** Problem statement **
Find all the lines in the entries below that hold the word "selected" and copy them.

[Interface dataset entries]
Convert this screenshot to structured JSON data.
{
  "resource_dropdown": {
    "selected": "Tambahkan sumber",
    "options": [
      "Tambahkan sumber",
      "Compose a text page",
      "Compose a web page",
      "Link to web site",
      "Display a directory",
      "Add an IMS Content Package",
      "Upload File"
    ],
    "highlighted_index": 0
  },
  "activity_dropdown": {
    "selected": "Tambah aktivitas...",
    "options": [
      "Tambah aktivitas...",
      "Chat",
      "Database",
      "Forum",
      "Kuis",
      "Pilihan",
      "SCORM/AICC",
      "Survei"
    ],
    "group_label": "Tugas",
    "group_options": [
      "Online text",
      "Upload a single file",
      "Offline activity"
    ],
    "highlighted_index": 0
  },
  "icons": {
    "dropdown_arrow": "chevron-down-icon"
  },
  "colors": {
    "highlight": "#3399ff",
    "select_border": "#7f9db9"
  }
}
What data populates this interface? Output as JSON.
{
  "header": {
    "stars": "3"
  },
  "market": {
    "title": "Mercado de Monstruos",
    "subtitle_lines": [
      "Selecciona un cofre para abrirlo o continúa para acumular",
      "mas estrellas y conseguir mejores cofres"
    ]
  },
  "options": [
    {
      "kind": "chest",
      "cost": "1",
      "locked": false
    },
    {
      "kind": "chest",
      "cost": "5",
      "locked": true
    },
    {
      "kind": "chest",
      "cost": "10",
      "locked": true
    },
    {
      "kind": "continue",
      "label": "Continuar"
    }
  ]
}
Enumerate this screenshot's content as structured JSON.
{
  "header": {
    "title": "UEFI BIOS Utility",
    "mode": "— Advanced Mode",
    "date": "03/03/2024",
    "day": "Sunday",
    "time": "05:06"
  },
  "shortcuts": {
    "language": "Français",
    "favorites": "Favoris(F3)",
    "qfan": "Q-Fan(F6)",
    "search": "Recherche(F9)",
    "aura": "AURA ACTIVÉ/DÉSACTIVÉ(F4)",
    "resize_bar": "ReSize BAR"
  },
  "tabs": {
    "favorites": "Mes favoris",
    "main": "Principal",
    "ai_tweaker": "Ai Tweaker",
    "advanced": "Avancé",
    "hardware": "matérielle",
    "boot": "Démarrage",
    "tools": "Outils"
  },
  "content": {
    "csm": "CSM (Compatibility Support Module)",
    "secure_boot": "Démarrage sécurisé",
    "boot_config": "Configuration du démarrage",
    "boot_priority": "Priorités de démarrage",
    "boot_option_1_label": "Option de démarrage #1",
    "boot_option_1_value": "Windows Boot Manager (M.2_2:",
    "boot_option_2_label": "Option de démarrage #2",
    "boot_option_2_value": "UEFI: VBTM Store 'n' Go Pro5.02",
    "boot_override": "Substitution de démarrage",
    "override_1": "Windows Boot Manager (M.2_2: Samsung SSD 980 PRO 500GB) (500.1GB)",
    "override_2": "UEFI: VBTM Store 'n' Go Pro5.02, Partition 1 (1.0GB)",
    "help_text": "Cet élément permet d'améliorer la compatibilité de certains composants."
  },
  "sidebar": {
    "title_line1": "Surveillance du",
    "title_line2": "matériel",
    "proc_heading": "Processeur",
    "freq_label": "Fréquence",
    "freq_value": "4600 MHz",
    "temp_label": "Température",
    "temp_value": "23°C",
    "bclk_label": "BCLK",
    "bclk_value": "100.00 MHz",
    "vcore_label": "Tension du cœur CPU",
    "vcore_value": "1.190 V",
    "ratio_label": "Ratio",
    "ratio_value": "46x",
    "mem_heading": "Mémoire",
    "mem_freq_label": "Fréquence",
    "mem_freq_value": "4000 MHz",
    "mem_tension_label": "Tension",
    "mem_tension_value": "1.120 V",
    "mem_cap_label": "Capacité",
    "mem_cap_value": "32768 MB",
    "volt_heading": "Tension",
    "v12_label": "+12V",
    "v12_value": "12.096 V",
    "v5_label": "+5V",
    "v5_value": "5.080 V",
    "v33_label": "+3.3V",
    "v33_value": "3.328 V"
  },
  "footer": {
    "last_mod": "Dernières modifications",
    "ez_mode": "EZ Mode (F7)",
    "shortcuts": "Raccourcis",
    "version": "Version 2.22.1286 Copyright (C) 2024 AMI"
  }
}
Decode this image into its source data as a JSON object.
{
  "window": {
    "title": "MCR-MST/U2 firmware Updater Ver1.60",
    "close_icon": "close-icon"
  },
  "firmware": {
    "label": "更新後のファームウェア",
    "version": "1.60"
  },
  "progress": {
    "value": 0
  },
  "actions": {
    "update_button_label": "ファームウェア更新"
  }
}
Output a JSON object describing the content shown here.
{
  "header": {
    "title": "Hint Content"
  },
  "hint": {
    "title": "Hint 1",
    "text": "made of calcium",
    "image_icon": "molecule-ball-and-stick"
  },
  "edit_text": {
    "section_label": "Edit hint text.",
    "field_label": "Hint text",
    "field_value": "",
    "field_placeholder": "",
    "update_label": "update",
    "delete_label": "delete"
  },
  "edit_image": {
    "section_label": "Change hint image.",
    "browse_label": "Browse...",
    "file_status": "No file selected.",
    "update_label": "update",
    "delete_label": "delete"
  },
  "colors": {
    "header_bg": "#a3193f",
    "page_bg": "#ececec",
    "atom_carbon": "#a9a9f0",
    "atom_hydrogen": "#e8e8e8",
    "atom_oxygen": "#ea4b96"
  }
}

** Result of the exercise **
    "selected": "Tambahkan sumber",
    "selected": "Tambah aktivitas...",
    "file_status": "No file selected.",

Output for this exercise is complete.